There are a two main things that tripped me up while I was writing functional tests for my Laravel controllers: POST requests, and session state.
Laravel’s Controller class has the
call() method, which essentially makes a GET request to a controller method. In order to make POST requests, it’s necessary to inject some extra parameters into the HttpFoundation components. To make this easier, I created a ControllerTestCase class with convenient
post() methods: Continue reading
Unlike Doctrine 1 with it’s NestedSet behaviour, there is no nested set functionality in the core of Doctrine 2. There are a few extensions available that offer nested set support:
I tried all of these extensions, but none of them felt simple or lightweight enough for my application. What I wanted to do was have a Category entity which could have a tree of sub-categories, e.g: Continue reading
I came across this recently while I was developing a module for PyroCMS. Some of the PyroCMS tables contain ENUM columns, which Doctrine doesn’t support. You would think that this wouldn’t be an issue since these tables are not mapped, but apparently when Doctrine builds the schema it includes all tables in the database – even if they are not mapped. This has been reported as an issue, but the Doctrine team has given it a low priority.
The symptom? When using the SchemaTool to create, update, or drop the schema; an exception is thrown:
Fatal error: Uncaught exception 'Doctrine\DBAL\DBALException' with message 'Unknown database type enum requested, Doctrine\DBAL\Platforms\MySqlPlatform may not support it.'
Thankfully, the fix is very easy. There is even a Doctrine Cookbook article about it. All you have to do is register the ENUM type as a Doctrine varchar (string):
/** @var $em \Doctrine\ORM\EntityManager */
$platform = $em->getConnection()->getDatabasePlatform();
This fix can be applied to any unsupported data type, for example SET (which is also used in PyroCMS):
Doctrine 2.1 has been released, bringing many major changes to the ORM – some of which are not backwards-compatible with Doctrine 2.0. Continue reading
It’s debatable whether or not it’s good practice to use short syntax in PHP. I personally prefer to use short syntax because it keeps my view files looking tidy.
The regular expression below will find all one-liner
echo statements (e.g.
<?php print $var; ?>) and convert them to
<?=$var?> statements. It will not match statements containing closing brackets, for example when using ternary operators:
<?=($foo == $bar) ? 'Foobar' : 'Foo'?>
If you want a quick way of getting Doctrine 2 working with CodeIgniter 2, you can download a pre-configured installation from my GitHub repository. There are currently three branches available:
- master – the latest stable versions of CodeIgniter and Doctrine.
- develop – the latest development versions of CodeIgniter and Doctrine. Not recommended for production use.
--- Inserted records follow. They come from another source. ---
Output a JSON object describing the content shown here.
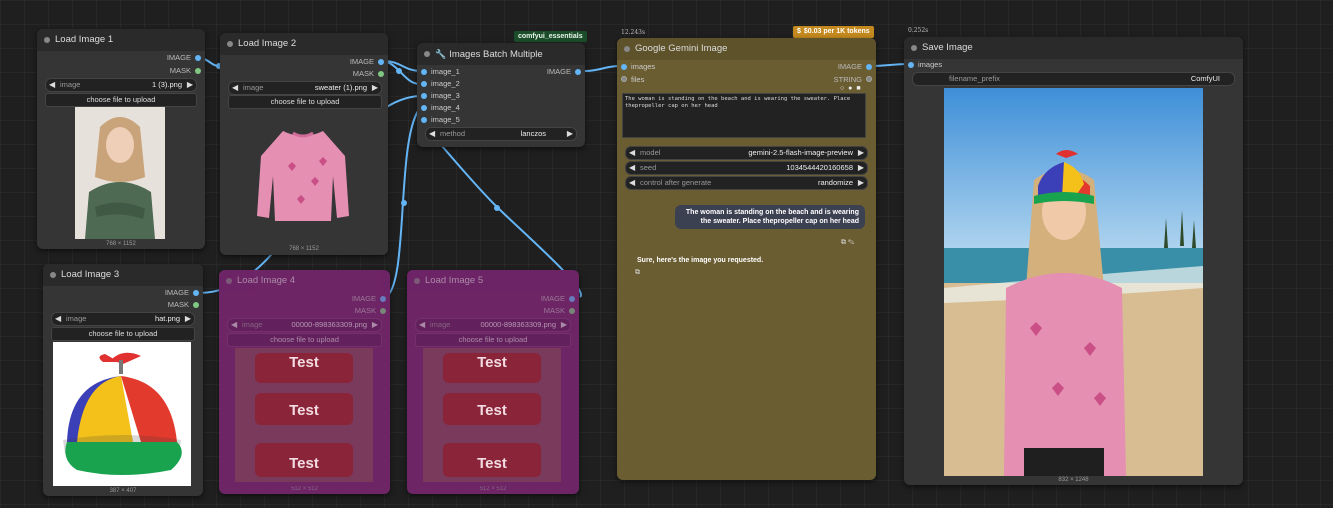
{
  "nodes": {
    "load1": {
      "title": "Load Image 1",
      "out_image": "IMAGE",
      "out_mask": "MASK",
      "image_label": "image",
      "image_value": "1 (3).png",
      "upload": "choose file to upload",
      "dims": "768 × 1152"
    },
    "load2": {
      "title": "Load Image 2",
      "out_image": "IMAGE",
      "out_mask": "MASK",
      "image_label": "image",
      "image_value": "sweater (1).png",
      "upload": "choose file to upload",
      "dims": "768 × 1152"
    },
    "load3": {
      "title": "Load Image 3",
      "out_image": "IMAGE",
      "out_mask": "MASK",
      "image_label": "image",
      "image_value": "hat.png",
      "upload": "choose file to upload",
      "dims": "387 × 407"
    },
    "load4": {
      "title": "Load Image 4",
      "out_image": "IMAGE",
      "out_mask": "MASK",
      "image_label": "image",
      "image_value": "00000-898363309.png",
      "upload": "choose file to upload",
      "dims": "512 × 512",
      "test": "Test"
    },
    "load5": {
      "title": "Load Image 5",
      "out_image": "IMAGE",
      "out_mask": "MASK",
      "image_label": "image",
      "image_value": "00000-898363309.png",
      "upload": "choose file to upload",
      "dims": "512 × 512",
      "test": "Test"
    },
    "batch": {
      "title": "Images Batch Multiple",
      "badge": "comfyui_essentials",
      "out_image": "IMAGE",
      "inputs": [
        "image_1",
        "image_2",
        "image_3",
        "image_4",
        "image_5"
      ],
      "method_label": "method",
      "method_value": "lanczos"
    },
    "gemini": {
      "title": "Google Gemini Image",
      "timing": "12.243s",
      "price": "$0.03 per 1K tokens",
      "price_icon": "$",
      "in_images": "images",
      "in_files": "files",
      "out_image": "IMAGE",
      "out_string": "STRING",
      "prompt": "The woman is standing on the beach and is wearing the sweater. Place thepropeller cap on her head",
      "model_label": "model",
      "model_value": "gemini-2.5-flash-image-preview",
      "seed_label": "seed",
      "seed_value": "1034544420160658",
      "control_label": "control after generate",
      "control_value": "randomize",
      "chat_user": "The woman is standing on the beach and is wearing the sweater. Place thepropeller cap on her head",
      "chat_reply": "Sure, here's the image you requested."
    },
    "save": {
      "title": "Save Image",
      "timing": "0.252s",
      "in_images": "images",
      "prefix_label": "filename_prefix",
      "prefix_value": "ComfyUI",
      "dims": "832 × 1248"
    }
  },
  "colors": {
    "canvas": "#1f1f1f",
    "node": "#353535",
    "gemini_node": "#6b5d32",
    "muted_node": "#6e2566",
    "link": "#64b5f6",
    "mask": "#81c784",
    "badge": "#1b4d2a",
    "price": "#c58a1f"
  }
}
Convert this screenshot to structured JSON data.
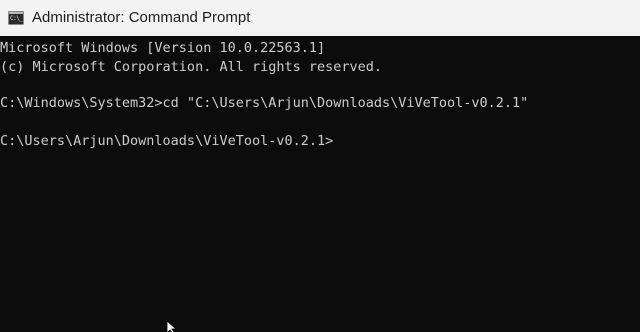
{
  "window": {
    "title": "Administrator: Command Prompt",
    "icon_name": "cmd-icon",
    "icon_glyph": "C:\\_"
  },
  "console": {
    "lines": [
      "Microsoft Windows [Version 10.0.22563.1]",
      "(c) Microsoft Corporation. All rights reserved.",
      "",
      "C:\\Windows\\System32>cd \"C:\\Users\\Arjun\\Downloads\\ViVeTool-v0.2.1\"",
      "",
      "C:\\Users\\Arjun\\Downloads\\ViVeTool-v0.2.1>"
    ]
  },
  "colors": {
    "titlebar_bg": "#f3f3f3",
    "console_bg": "#0c0c0c",
    "console_text": "#cccccc"
  }
}
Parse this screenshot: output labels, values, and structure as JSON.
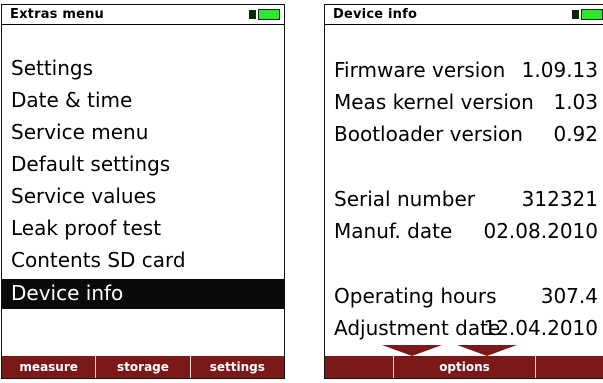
{
  "left_screen": {
    "title": "Extras menu",
    "items": [
      {
        "label": "Settings"
      },
      {
        "label": "Date & time"
      },
      {
        "label": "Service menu"
      },
      {
        "label": "Default settings"
      },
      {
        "label": "Service values"
      },
      {
        "label": "Leak proof test"
      },
      {
        "label": "Contents SD card"
      },
      {
        "label": "Device info",
        "selected": true
      }
    ],
    "softkeys": [
      "measure",
      "storage",
      "settings"
    ]
  },
  "right_screen": {
    "title": "Device info",
    "rows": [
      {
        "key": "Firmware version",
        "value": "1.09.13"
      },
      {
        "key": "Meas kernel version",
        "value": "1.03"
      },
      {
        "key": "Bootloader version",
        "value": "0.92"
      },
      {
        "key": "Serial number",
        "value": "312321"
      },
      {
        "key": "Manuf. date",
        "value": "02.08.2010"
      },
      {
        "key": "Operating hours",
        "value": "307.4"
      },
      {
        "key": "Adjustment date",
        "value": "12.04.2010"
      }
    ],
    "softkeys": [
      "",
      "options",
      ""
    ]
  },
  "colors": {
    "softbar": "#7b1919",
    "battery": "#2ce82c",
    "selection": "#0a0a0a"
  },
  "icons": [
    "battery-icon",
    "scroll-down-arrow-icon"
  ]
}
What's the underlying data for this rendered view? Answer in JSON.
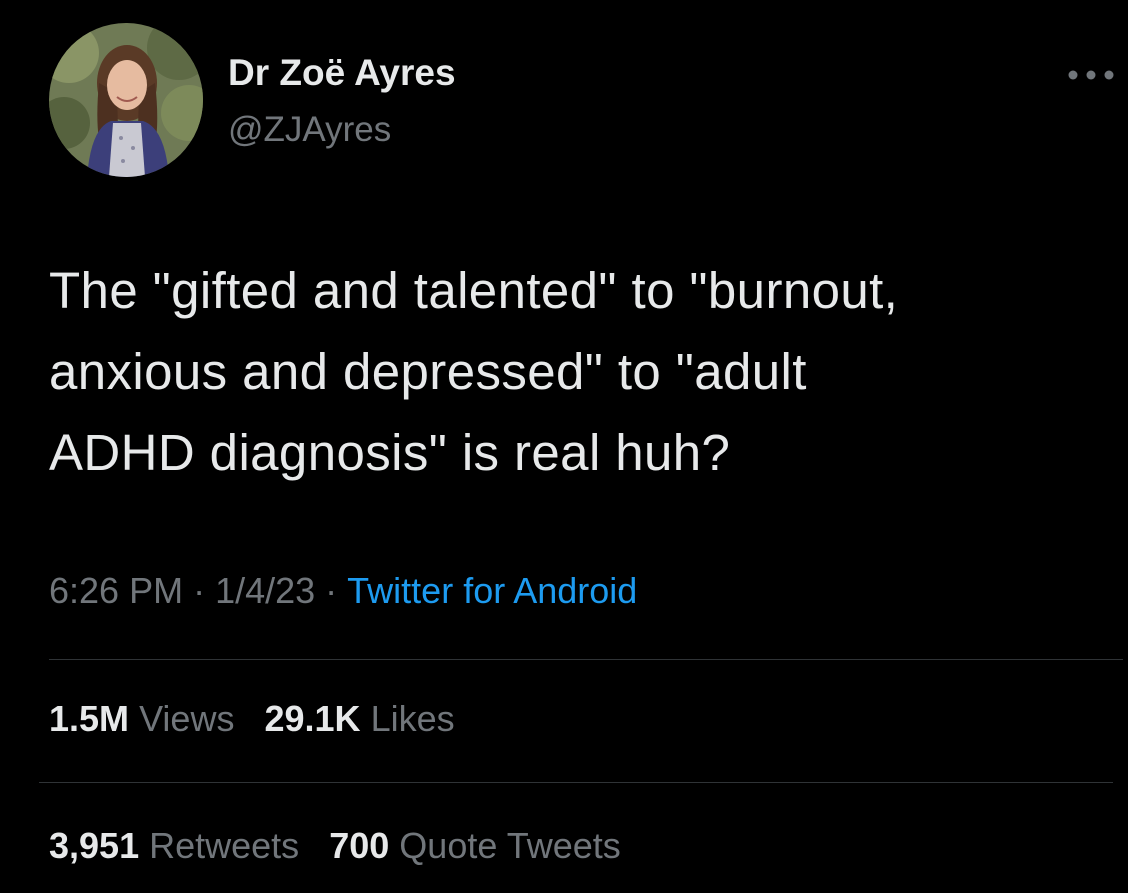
{
  "author": {
    "display_name": "Dr Zoë Ayres",
    "handle": "@ZJAyres",
    "avatar": "profile-photo"
  },
  "more_icon": "more-options-icon",
  "tweet": {
    "text_lines": [
      "The \"gifted and talented\" to \"burnout,",
      "anxious and depressed\" to \"adult",
      "ADHD diagnosis\" is real huh?"
    ]
  },
  "meta": {
    "time": "6:26 PM",
    "separator": "·",
    "date": "1/4/23",
    "source": "Twitter for Android"
  },
  "stats": {
    "views": {
      "count": "1.5M",
      "label": "Views"
    },
    "likes": {
      "count": "29.1K",
      "label": "Likes"
    },
    "retweets": {
      "count": "3,951",
      "label": "Retweets"
    },
    "quotes": {
      "count": "700",
      "label": "Quote Tweets"
    }
  },
  "colors": {
    "background": "#000000",
    "text": "#e7e9ea",
    "secondary": "#71767b",
    "link": "#1d9bf0",
    "divider": "#2f3336"
  }
}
- doctrine-2.1 - the latest stable version of CodeIgniter, and the latest stable 2.1.X version of Doctrine. This branch is provided as a way of keeping Doctrine 2.1 applications up to date without breaking backwards compatibility.
For more information, read my post on integrating Doctrine 2 with CodeIgniter 2
CodeIgniter 2.0.0 was released today, signalling a huge step forward for the already-popular PHP framework. The interesting thing about CodeIgniter 2 is that there are two branches in development: CodeIgniter Core, which is the ‘official’ branch developed by EllisLabs; and CodeIgniter Reactor which is a community-driven branch enabling faster adoption of new features. Reactor will essentially become CodeIgniter, as EllisLabs recommends Reactor for day to day development. Continue reading
Doctrine 2′s console is really powerful when you know how to use it. You can generate entity classes and their method stubs, reverse-engineer a database, validate your entity schemas, and much more. In this post, I’m going to cover some of the Doctrine console’s more useful commands and explain how you can use them to reduce development time. For a full overview of the Doctrine 2 console, read the Doctrine Tools documentation. Continue reading
A word of warning: eAccelerator does not play well with Doctrine 2. This came to my attention today after I installed eAccelerator so that I could measure the performance gains (if any). As it turns out, one of eAccelerator’s “features” is to remove Docblocks from PHP scripts – probably to reduce compile times. Suddenly my application was throwing exceptions with the message “Class X is not a valid entity or mapped super class”.
My latest CodeIgniter 2 project requires that I use query strings in some of my URLs. CodeIgniter 1 was notoriously difficult to work with when you enabled query strings, and unfortunately CodeIgniter 2 is no different. Whereas in CodeIgniter 1 you could change two configuration options to enable a combination of segment-based URLs and query strings, this same approach only makes matters worse in CodeIgniter 2.